Entries from a dataset of interfaces:
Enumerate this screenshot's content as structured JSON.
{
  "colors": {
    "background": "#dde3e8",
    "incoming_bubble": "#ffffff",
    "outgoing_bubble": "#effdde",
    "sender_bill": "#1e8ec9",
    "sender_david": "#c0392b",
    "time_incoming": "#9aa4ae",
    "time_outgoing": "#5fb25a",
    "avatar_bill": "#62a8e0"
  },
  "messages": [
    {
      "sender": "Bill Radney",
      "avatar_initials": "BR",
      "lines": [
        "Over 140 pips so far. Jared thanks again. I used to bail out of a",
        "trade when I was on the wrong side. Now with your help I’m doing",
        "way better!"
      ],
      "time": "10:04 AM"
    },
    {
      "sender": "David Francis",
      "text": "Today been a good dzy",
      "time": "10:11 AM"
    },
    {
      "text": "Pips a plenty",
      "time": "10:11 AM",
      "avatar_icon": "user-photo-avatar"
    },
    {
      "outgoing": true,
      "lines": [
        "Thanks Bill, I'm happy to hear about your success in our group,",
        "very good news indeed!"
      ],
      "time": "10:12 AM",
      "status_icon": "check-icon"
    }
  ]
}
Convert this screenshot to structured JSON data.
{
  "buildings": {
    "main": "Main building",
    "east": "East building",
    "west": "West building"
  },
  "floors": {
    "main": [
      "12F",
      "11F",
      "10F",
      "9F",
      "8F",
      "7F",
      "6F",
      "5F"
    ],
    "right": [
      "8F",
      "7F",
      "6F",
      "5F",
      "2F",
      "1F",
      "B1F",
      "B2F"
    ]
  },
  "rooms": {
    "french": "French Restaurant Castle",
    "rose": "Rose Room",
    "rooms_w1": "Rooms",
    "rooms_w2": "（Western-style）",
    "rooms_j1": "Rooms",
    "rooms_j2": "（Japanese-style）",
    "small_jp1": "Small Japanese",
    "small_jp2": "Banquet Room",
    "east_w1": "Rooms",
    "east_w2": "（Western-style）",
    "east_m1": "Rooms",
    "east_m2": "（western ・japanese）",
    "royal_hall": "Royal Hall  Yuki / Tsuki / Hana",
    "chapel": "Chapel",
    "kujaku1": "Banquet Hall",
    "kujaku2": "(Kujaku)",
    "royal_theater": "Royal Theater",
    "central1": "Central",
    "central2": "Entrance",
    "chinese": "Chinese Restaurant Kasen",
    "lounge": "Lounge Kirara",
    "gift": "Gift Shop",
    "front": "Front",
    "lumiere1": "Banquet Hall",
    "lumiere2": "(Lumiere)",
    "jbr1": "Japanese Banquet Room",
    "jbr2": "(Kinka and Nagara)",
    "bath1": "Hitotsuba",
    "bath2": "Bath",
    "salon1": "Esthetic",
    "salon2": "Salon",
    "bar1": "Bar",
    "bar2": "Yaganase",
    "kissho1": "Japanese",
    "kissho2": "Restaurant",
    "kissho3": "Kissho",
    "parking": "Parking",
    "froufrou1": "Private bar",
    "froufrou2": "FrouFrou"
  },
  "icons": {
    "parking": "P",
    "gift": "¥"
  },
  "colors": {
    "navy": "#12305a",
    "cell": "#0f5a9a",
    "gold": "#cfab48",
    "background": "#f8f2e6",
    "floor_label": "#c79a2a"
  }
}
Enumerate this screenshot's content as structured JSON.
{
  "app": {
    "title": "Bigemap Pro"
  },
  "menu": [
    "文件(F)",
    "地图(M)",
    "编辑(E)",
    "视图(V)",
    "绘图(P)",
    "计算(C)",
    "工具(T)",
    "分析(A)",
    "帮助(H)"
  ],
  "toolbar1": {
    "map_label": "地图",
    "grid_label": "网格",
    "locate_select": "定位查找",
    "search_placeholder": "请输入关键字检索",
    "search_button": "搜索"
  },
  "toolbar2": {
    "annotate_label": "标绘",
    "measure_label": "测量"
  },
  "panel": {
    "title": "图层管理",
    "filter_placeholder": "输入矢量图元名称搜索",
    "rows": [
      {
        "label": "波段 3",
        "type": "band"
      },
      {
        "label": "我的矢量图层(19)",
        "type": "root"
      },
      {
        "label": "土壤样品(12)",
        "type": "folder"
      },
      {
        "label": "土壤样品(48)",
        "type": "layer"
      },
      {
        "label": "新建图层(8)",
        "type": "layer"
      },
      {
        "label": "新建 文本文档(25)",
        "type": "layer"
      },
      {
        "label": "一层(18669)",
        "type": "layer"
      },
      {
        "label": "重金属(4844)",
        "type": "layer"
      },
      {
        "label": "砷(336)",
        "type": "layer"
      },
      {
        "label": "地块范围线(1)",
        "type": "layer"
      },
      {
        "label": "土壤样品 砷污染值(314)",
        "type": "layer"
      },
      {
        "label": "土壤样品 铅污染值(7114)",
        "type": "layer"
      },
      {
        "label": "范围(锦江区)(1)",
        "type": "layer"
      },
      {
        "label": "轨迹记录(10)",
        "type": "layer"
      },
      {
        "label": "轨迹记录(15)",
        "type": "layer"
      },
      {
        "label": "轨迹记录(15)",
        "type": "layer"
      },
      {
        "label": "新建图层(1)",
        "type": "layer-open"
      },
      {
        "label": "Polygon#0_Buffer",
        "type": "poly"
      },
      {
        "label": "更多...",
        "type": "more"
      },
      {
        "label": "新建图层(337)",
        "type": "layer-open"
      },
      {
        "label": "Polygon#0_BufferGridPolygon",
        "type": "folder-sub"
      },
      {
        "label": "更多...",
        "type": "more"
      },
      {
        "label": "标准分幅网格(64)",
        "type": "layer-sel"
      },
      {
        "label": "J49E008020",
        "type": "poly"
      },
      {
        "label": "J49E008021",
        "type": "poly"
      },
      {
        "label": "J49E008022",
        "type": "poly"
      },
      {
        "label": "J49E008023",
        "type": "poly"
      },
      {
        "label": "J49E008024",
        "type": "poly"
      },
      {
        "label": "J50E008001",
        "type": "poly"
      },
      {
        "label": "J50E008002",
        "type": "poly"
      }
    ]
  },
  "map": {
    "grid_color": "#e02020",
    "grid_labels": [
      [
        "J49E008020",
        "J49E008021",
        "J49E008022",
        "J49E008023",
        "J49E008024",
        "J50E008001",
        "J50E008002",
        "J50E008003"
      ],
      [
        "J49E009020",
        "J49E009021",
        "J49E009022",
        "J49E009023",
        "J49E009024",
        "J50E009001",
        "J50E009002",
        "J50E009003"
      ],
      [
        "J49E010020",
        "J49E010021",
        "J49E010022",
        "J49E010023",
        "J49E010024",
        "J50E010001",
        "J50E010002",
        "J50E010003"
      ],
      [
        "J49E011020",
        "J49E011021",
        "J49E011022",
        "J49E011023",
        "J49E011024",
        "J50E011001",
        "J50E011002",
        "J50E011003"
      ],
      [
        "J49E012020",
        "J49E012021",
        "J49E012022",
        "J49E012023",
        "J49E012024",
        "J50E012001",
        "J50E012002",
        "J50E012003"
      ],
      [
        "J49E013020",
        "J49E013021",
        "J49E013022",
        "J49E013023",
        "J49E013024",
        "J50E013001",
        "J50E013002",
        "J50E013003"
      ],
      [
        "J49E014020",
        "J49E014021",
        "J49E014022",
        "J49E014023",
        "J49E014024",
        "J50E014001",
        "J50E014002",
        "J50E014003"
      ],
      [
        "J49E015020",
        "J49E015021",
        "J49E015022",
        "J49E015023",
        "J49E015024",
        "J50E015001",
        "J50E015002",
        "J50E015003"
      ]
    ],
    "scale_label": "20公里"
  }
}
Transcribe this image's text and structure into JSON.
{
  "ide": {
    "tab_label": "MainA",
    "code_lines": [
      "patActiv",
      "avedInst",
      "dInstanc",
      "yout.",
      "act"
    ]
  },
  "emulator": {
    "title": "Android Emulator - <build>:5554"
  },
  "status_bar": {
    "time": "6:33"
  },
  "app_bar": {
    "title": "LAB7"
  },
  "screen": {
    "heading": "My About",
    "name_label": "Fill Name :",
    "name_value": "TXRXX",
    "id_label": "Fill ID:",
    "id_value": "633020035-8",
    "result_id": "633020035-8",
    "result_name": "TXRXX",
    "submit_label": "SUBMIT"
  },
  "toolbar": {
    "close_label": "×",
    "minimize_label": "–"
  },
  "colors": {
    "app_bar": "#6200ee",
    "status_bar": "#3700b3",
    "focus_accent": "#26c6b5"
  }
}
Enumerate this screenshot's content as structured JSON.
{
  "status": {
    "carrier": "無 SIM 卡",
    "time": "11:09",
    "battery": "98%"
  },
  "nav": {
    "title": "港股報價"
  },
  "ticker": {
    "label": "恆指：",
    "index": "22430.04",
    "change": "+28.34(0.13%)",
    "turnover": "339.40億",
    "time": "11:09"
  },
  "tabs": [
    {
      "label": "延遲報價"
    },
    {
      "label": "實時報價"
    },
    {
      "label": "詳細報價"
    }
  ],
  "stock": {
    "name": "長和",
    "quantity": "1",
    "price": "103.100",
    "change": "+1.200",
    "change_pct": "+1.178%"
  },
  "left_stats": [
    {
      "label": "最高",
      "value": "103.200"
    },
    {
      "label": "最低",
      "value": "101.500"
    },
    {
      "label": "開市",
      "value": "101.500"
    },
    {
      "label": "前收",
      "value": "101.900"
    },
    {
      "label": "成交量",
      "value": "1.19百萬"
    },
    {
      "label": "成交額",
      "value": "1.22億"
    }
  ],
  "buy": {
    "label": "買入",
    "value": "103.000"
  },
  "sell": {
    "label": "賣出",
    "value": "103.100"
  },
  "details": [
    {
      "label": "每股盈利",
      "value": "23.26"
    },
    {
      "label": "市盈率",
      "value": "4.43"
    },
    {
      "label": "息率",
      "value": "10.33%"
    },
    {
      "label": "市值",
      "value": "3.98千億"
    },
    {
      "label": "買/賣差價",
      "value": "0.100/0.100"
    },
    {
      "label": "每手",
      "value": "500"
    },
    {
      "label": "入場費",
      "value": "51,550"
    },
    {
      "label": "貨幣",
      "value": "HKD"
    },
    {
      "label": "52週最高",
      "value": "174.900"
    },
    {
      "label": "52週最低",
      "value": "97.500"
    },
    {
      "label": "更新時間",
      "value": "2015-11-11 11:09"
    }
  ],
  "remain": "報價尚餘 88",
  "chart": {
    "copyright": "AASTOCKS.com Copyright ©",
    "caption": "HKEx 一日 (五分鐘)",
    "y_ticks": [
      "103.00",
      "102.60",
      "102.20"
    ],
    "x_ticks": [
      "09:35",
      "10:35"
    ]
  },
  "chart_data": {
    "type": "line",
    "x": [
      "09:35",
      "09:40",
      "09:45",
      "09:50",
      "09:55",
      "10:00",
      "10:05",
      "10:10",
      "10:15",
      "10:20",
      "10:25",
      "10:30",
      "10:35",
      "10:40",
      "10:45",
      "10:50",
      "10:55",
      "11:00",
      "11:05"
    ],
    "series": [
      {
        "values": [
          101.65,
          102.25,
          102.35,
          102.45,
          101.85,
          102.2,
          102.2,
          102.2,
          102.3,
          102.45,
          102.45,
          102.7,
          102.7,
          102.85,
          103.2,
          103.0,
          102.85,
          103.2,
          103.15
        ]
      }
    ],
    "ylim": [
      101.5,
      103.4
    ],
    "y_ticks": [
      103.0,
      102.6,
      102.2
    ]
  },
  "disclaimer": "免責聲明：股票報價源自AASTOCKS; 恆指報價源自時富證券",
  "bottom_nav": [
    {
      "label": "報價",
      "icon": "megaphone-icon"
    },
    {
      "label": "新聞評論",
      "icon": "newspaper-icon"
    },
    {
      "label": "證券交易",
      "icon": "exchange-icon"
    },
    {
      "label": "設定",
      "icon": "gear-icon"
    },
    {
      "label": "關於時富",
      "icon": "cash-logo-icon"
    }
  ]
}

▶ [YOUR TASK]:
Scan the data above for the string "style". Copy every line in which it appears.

▶ [TASK SOLUTION]:
    "rooms_w2": "（Western-style）",
    "rooms_j2": "（Japanese-style）",
    "east_w2": "（Western-style）",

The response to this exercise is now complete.